Luxembourg: A Fintech playground with no sandbox
Luxembourg is an established financial hub. Fintech has pushed financial services regulation into uncharted territory and this country has not created a regulatory sandbox. Here’s why that’s good news for Fintechs.
Luxembourg has chosen to adopt a tech-neutral strategy to regulating Fintech. This means new Fintech sponsors looking to establish in Luxembourg are subject to existing regulation which already applies to Fintech’s traditional competitors. Through this approach, Luxembourg is steering clear of the regulatory sandboxes which have been established in other jurisdictions.
Although this approach may have less “curb appeal” for Fintech start-ups, it may be that Luxembourg’s approach to creating a Fintech platform is a more sustainable one.

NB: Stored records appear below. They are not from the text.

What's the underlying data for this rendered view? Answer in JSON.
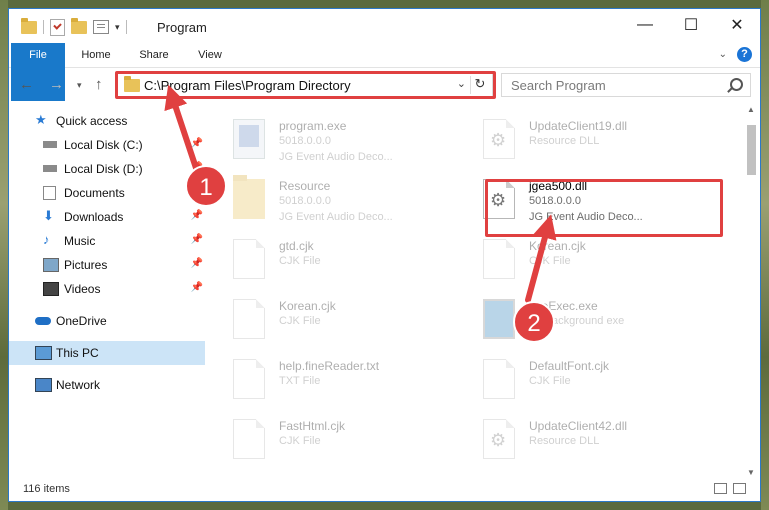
{
  "window": {
    "title": "Program"
  },
  "ribbon": {
    "tabs": [
      "File",
      "Home",
      "Share",
      "View"
    ]
  },
  "address": {
    "path": "C:\\Program Files\\Program Directory"
  },
  "search": {
    "placeholder": "Search Program"
  },
  "nav": {
    "items": [
      {
        "label": "Quick access",
        "icon": "star-icon"
      },
      {
        "label": "Local Disk (C:)",
        "icon": "drive-icon"
      },
      {
        "label": "Local Disk (D:)",
        "icon": "drive-icon"
      },
      {
        "label": "Documents",
        "icon": "documents-icon"
      },
      {
        "label": "Downloads",
        "icon": "download-icon"
      },
      {
        "label": "Music",
        "icon": "music-icon"
      },
      {
        "label": "Pictures",
        "icon": "pictures-icon"
      },
      {
        "label": "Videos",
        "icon": "videos-icon"
      },
      {
        "label": "OneDrive",
        "icon": "cloud-icon"
      },
      {
        "label": "This PC",
        "icon": "computer-icon"
      },
      {
        "label": "Network",
        "icon": "network-icon"
      }
    ]
  },
  "files": [
    {
      "name": "program.exe",
      "line1": "5018.0.0.0",
      "line2": "JG Event Audio Deco...",
      "icon": "exe-icon"
    },
    {
      "name": "UpdateClient19.dll",
      "line1": "Resource DLL",
      "line2": "",
      "icon": "dll-icon"
    },
    {
      "name": "Resource",
      "line1": "5018.0.0.0",
      "line2": "JG Event Audio Deco...",
      "icon": "folder-icon"
    },
    {
      "name": "jgea500.dll",
      "line1": "5018.0.0.0",
      "line2": "JG Event Audio Deco...",
      "icon": "dll-icon"
    },
    {
      "name": "gtd.cjk",
      "line1": "CJK File",
      "line2": "",
      "icon": "document-icon"
    },
    {
      "name": "Korean.cjk",
      "line1": "CJK File",
      "line2": "",
      "icon": "document-icon"
    },
    {
      "name": "Korean.cjk",
      "line1": "CJK File",
      "line2": "",
      "icon": "document-icon"
    },
    {
      "name": "fineExec.exe",
      "line1": "FY background exe",
      "line2": "",
      "icon": "exe-icon"
    },
    {
      "name": "help.fineReader.txt",
      "line1": "TXT File",
      "line2": "",
      "icon": "document-icon"
    },
    {
      "name": "DefaultFont.cjk",
      "line1": "CJK File",
      "line2": "",
      "icon": "document-icon"
    },
    {
      "name": "FastHtml.cjk",
      "line1": "CJK File",
      "line2": "",
      "icon": "document-icon"
    },
    {
      "name": "UpdateClient42.dll",
      "line1": "Resource DLL",
      "line2": "",
      "icon": "dll-icon"
    }
  ],
  "status": {
    "count": "116 items"
  },
  "annotations": {
    "step1": "1",
    "step2": "2"
  },
  "colors": {
    "accent": "#1979ca",
    "highlight": "#e04040",
    "selected": "#cce4f7"
  }
}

Regulatory sandboxes allow Fintech companies to launch their products under lighter regulation. Although approaches differ, the pattern is usually: apply for an exemption, launch a product, and then graduate from the sandbox once a regulatory threshold is reached. Following graduation (exiting the sandbox), the product or service is typically subject to comprehensive financial regulations which apply across all other technologies. Ideally, this approach should foster Fintech innovation given a less onerous set of regulations, keeping costs and complexity down. But does it create sustainable Fintech growth?
Sandboxes may provide for a “safe zone” but are not exempt from other broad EU requirements. For example, in Europe, the implementation of the 5th anti-money laundering directive meant that several start-ups found themselves confronted with complex requirements which smaller crypto exchanges were unable to meet. Some, including bitcoin exchange Bittr, were forced to exit the market. Creating a dedicated regulatory environment for new technologies is helpful, but sandboxes do not work in complete isolation. The UK also launched its regulatory sandbox in 2016 amid much celebration. Many requirements are waived during the life of the program; however, companies are still forced to comply after they graduate. This can create its own set of challenges: technology, systems, processes, and staff may have been developed in a specific manner and shifting to meet new requirements can be costly and burdensome.
Luxembourg has positioned itself as a Fintech hub but it certainly cannot claim to have created a regulatory sandbox. This approach may pay off in the longer term. It implies that initial business launches could be more costly and complex when compared to dedicated programs but firms are ultimately prepared to absorb regulation as their business grows.
The strategy in Luxembourg is to incorporate regulatory requirements into the design phase as opposed to launching Fintech start-ups in a regulatory vacuum.
This reduces the burden of reversing entrenched processes or technology upon graduation potentially reducing the inflow of new companies without compliance-tested business models. For those which do enter the market, the environment is well balanced and offers significant opportunities for growth.
This has increased Luxembourg’s credibility. Comprehensive regulatory requirements provide reassurance to investors, consumers, and companies wishing to engage with Fintechs. Paypal and Amazon have established their European headquarters in Luxembourg and AirBnB is processing all EU payments here. This reinforces the high level of market maturity which is beneficial to new entrants. Their presence assists in developing a regulatory and product approach leveraging existing regulation. Luxembourg’s robust financial services and payments sector means that there is a skilled talent pool and support in the form of consultants and advisors. Fintechs benefit from highly engaged trade associations and working groups which are dedicated to developing solutions for the industry.
Instead of creating a sandbox, Luxembourg has created an ecosphere.
Admittedly, this approach does have its limits and may be susceptible to competition from other jurisdictions. In Switzerland, a company operating within the regulatory sandbox needs only CHF 300,000 as initial capital. Certain smaller start-ups may have no choice to launch in a location with fewer initial conditions. Those which do choose to launch in Luxembourg will benefit from the wider offering and access to the EU market.
The Luxembourg financial regulator, the CSSF, has also demonstrated a willingness to encourage growth in this area. Local companies such as Finologee are providing video identification services for banks. Luxembourg has also passed legislation to facilitate blockchain transactions. Luxembourg is well positioned to attract Fintechs and could accelerate growth through the issuance of more formal legislative or regulatory guidance to assist new market entrants. Such a step does not require expanding the existing regulatory framework: it merely clarifies it for the Fintech industry. This initiative, together with Luxembourg’s advantages and robust platform, position the country as a destination of choice for Fintech innovators.
First published in Paperjam.
Michael SchweigerLocal Partner Attorney at law / Solicitor
Michael Schweiger, local partner, is a member of the Banking & Finance practice group in our Luxembourg office. He leads the Luxembourg financial regulatory team and regularly advises banks, e-money and payment institutions, insurers, and other clients regarding financial regulation.T: +352 466 230 520 E: firstname.lastname@example.org